Proud people focus on the failures of others.
Broken people are overwhelmed with a sense of their own spiritual need.
Proud people have a critical, fault-finding spirit; they look at everyone else’s faults with a microscope but their own with a telescope.
Broken people are compassionate; they can forgive much because they know how much they have been forgiven.
Proud people are self-righteous; they look down on others.
Broken people esteem all others better than themselves.
Proud people have an independent, self-sufficient spirit.
Broken people have a dependent spirit; they recognize their need for others.
Proud people have to prove that they are right.
Broken people are willing to yield the right to be right.
In our previous post we discussed how insolently proud, narcissistic bullies will use a position of power to coerce compliance on the part of others through bullying tactics. Sadly, until Jesus returns to set everything right, this will be part of the world we must navigate.
How do we deal with the bullies that inevitably cross our paths? Here are options we have:
- Avoid them – bullies may have the upper hand on their turf, but who says we have to stay on their turf and play their game?
- Try a power play – sometimes we’re in a position to “fight back”
- Get our “big brother” – sometimes we can recruit someone stronger (the image of bringing your big brother to the playground) to defend us
I had a friend tell me the story of his children bullied on the school bus on the way to school. One morning he got on the bus and told the bullies “This is going to end. The only question is how much pain you are going to take before you stop, because I will do whatever it takes until you stop”. In the face of what the bullies knew was an unwinnable battle, they stopped their bullying.
What if none of the above three options are available to us? We can take a bigger view of the situation and invite God to be our defender and protector.
People who have dealt extensively with narcissists will often feel “beat up” by the narcissist – sometimes without understanding how or why they feel that way. This is because a narcissist frequently uses coercive behavior in order to get what they want in a specific situation, or to achieve or maintain a position of dominance over someone. Sometimes this bullying is overt (think playground bully) sometimes covert (manipulative, demeaning comments).
a blustering, mean, or predatory person who, from a perceived position of relative power, intimidates, abuses, harasses, or coerces people, especially those considered unlikely to defend themselves:
The Jews then did not believe it of him, that he had been blind and had received sight, until they called the parents of the very one who had received his sight, and questioned them, saying, “Is this your son, who you say was born blind? Then how does he now see?” His parents answered them and said, “We know that this is our son, and that he was born blind; but how he now sees, we do not know; or who opened his eyes, we do not know..Ask him; he is of age, he will speak for himself.” His parents said this because they were afraid of the Jews; for the Jews had already agreed that if anyone confessed Him to be Christ, he was to be put out of the synagogue. For this reason his parents said, “He is of age; ask him.”.John 9:18-23.

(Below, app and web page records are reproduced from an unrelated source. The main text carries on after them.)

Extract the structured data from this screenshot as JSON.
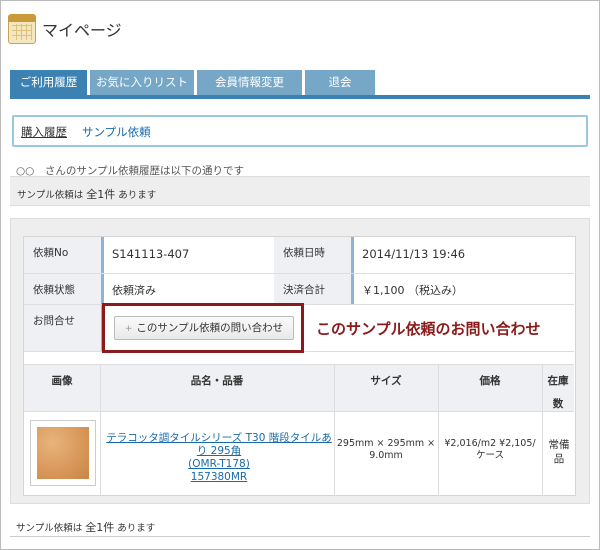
{
  "header": {
    "title": "マイページ"
  },
  "tabs": [
    {
      "label": "ご利用履歴",
      "active": true
    },
    {
      "label": "お気に入りリスト",
      "active": false
    },
    {
      "label": "会員情報変更",
      "active": false
    },
    {
      "label": "退会",
      "active": false
    }
  ],
  "subnav": {
    "purchase_history": "購入履歴",
    "sample_request": "サンプル依頼"
  },
  "intro": "○○　さんのサンプル依頼履歴は以下の通りです",
  "count": {
    "prefix": "サンプル依頼は",
    "value": "全1件",
    "suffix": "あります"
  },
  "order": {
    "request_no_label": "依頼No",
    "request_no": "S141113-407",
    "request_date_label": "依頼日時",
    "request_date": "2014/11/13 19:46",
    "status_label": "依頼状態",
    "status": "依頼済み",
    "total_label": "決済合計",
    "total": "￥1,100 （税込み）",
    "inquiry_label": "お問合せ",
    "inquiry_button": "このサンプル依頼の問い合わせ"
  },
  "callout": "このサンプル依頼のお問い合わせ",
  "product_table": {
    "headers": {
      "image": "画像",
      "name": "品名・品番",
      "size": "サイズ",
      "price": "価格",
      "stock_1": "在庫",
      "stock_2": "数"
    },
    "row": {
      "name_line1": "テラコッタ調タイルシリーズ T30 階段タイルあり 295角",
      "name_line2": "(OMR-T178)",
      "code": "157380MR",
      "size_line1": "295mm × 295mm ×",
      "size_line2": "9.0mm",
      "price_line1": "¥2,016/m2 ¥2,105/",
      "price_line2": "ケース",
      "stock_line1": "常備",
      "stock_line2": "品"
    }
  },
  "colors": {
    "tab_active": "#3b82b3",
    "tab": "#76a7c6",
    "callout": "#8b1a1a",
    "link": "#1a6aa8"
  }
}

39 And Jesus said, “For judgment I came into this world, so that those who do not see may see, and that those who see may become blind.” 40 Those of the Pharisees who were with Him heard these things and said to Him, “We are not blind too, are we?” 41 Jesus said to them, “If you were blind, you would have no sin; but since you say, ‘We see,’ your sin remains.
One of the primary traits of the narcissistic Pharisees was their attitude of moral superiority and refusal to acknowledge that they had any sin – even though their inward lives were full of sin. In this they deceived and lied to both themselves and others. This can also be seen in Luke 18:9-14, Matthew 23:25-28, and Matthew 9:10-13.
M Scott Peck was a psychiatrist whose personal journey ultimately led him to commit to Christianity. By observation and analysis, through the lens of Christianity, he reached the same conclusion that Jesus had already made clear above.
Following are excerpts from a book he wrote on the subject